NORFOLK, Va. - As we continue into hurricane season, people may have a tough choice to make: Stay in the path of a major storm or leave town and risk exposure to the coronavirus.
However, the typical storm preparations and travel plans we have seen executed in the past may not be the case for many families this year.
"In that interaction of leaving the region, during evacuation you’re going to expose yourself to a lot of different people, a lot of different places that you wouldn’t otherwise if you were sheltered in place," said Joshua Behr, an associate research professor at Old Dominion University's Virginia, Modeling, Analysis & Simulation Center.
With the coronavirus still spreading, research from Old Dominion Univeristy shows people may be staying put this hurricane season.
A study, which has been done for the past decade or so, surveys people all economic backgrounds, races, ethnicities and genders from Hampton Roads. It's called the "Life in Hampton Roads Survey," and this topic focuses specifically on hurricanes and COVID.
Of the 1,105 people surveyed, it's reported that, "if a major hurricane is forecast to hit Hampton Roads during this hurricane season, over half (55%) of survey respondents report they would not consider evacuating (29%) or were unsure about evacuating (26%).
In addition, a sizable majority would not consider (63%) or were unsure if they would go to a public shelter (19%). Among those residents who say they would not seek shelter, 70% cite concerns about potential exposure to COVID-19."
Behr questioned, "So, do you really want to go to a shelter?
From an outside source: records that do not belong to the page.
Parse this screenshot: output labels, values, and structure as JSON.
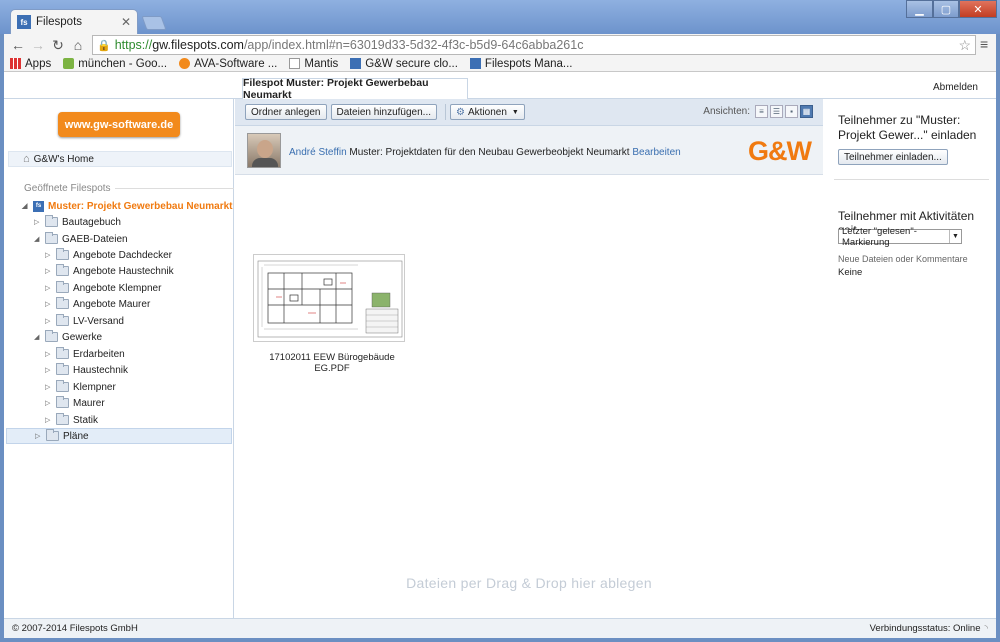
{
  "browser": {
    "tab_title": "Filespots",
    "tab_icon_text": "fs",
    "url_scheme": "https://",
    "url_host": "gw.filespots.com",
    "url_path": "/app/index.html#n=63019d33-5d32-4f3c-b5d9-64c6abba261c",
    "bookmarks": [
      {
        "label": "Apps"
      },
      {
        "label": "münchen - Goo..."
      },
      {
        "label": "AVA-Software ..."
      },
      {
        "label": "Mantis"
      },
      {
        "label": "G&W secure clo..."
      },
      {
        "label": "Filespots Mana..."
      }
    ]
  },
  "header": {
    "space_tab": "Filespot Muster: Projekt Gewerbebau Neumarkt",
    "logout": "Abmelden"
  },
  "left": {
    "gw_button": "www.gw-software.de",
    "home": "G&W's Home",
    "open_label": "Geöffnete Filespots",
    "root": "Muster: Projekt Gewerbebau Neumarkt",
    "tree": [
      {
        "label": "Bautagebuch"
      },
      {
        "label": "GAEB-Dateien"
      },
      {
        "label": "Angebote Dachdecker"
      },
      {
        "label": "Angebote Haustechnik"
      },
      {
        "label": "Angebote Klempner"
      },
      {
        "label": "Angebote Maurer"
      },
      {
        "label": "LV-Versand"
      },
      {
        "label": "Gewerke"
      },
      {
        "label": "Erdarbeiten"
      },
      {
        "label": "Haustechnik"
      },
      {
        "label": "Klempner"
      },
      {
        "label": "Maurer"
      },
      {
        "label": "Statik"
      },
      {
        "label": "Pläne"
      }
    ]
  },
  "toolbar": {
    "new_folder": "Ordner anlegen",
    "add_files": "Dateien hinzufügen...",
    "actions": "Aktionen",
    "views_label": "Ansichten:"
  },
  "info": {
    "user": "André Steffin",
    "text": " Muster: Projektdaten für den Neubau Gewerbeobjekt Neumarkt ",
    "edit": "Bearbeiten",
    "logo": "G&W"
  },
  "files": [
    {
      "name": "17102011 EEW Bürogebäude EG.PDF"
    }
  ],
  "dropzone": "Dateien per Drag & Drop hier ablegen",
  "right": {
    "invite_title": "Teilnehmer zu \"Muster: Projekt Gewer...\" einladen",
    "invite_button": "Teilnehmer einladen...",
    "activity_title": "Teilnehmer mit Aktivitäten seit",
    "activity_select": "Letzter \"gelesen\"-Markierung",
    "new_label": "Neue Dateien oder Kommentare",
    "none_label": "Keine"
  },
  "status": {
    "copyright": "© 2007-2014 Filespots GmbH",
    "connection": "Verbindungsstatus: Online"
  },
  "colors": {
    "accent_orange": "#f28a1c",
    "link_blue": "#3a6fb0",
    "chrome_blue": "#6b8fc2"
  }
}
What reassurances do you have that those shelters are going to be sanitized and clean and social distancing is going to be enforced?"
Stocking up on disinfectant supplies and recruiting volunteers in shelters also poses a new challenge during a pandemic.
"Many of those volunteers are an older population. Well, what don't you want to do with an older population? You don't want to stick them right in the middle of crossing paths with dozens, if not scores of people, that enter a shelter on a daily basis," Behr said.
Another point to take note of is that people's financial situations are also unlike they've been in the past. Behr reports that families who may have experienced furloughs or firings in the past few months are less likely to evacuate. He said the process can be expensive.
"[A lot of people are forced to work [until the last minute and] because of that delay, they pay a premium for that evacuation, they go farther and they pay more for the food and fuel and the shelter. So, the people that are least able to afford the evacuation are generally the ones that pay the most," Behr said.
According to the survey's findings, with fewer residents expected in public shelters and fewer residents planning to evacuate, there may be more people remaining in areas at risk of flooding during a severe storm.
These results help local and state leaders make safety plans based on the community's need and desire.
For the full report, click here.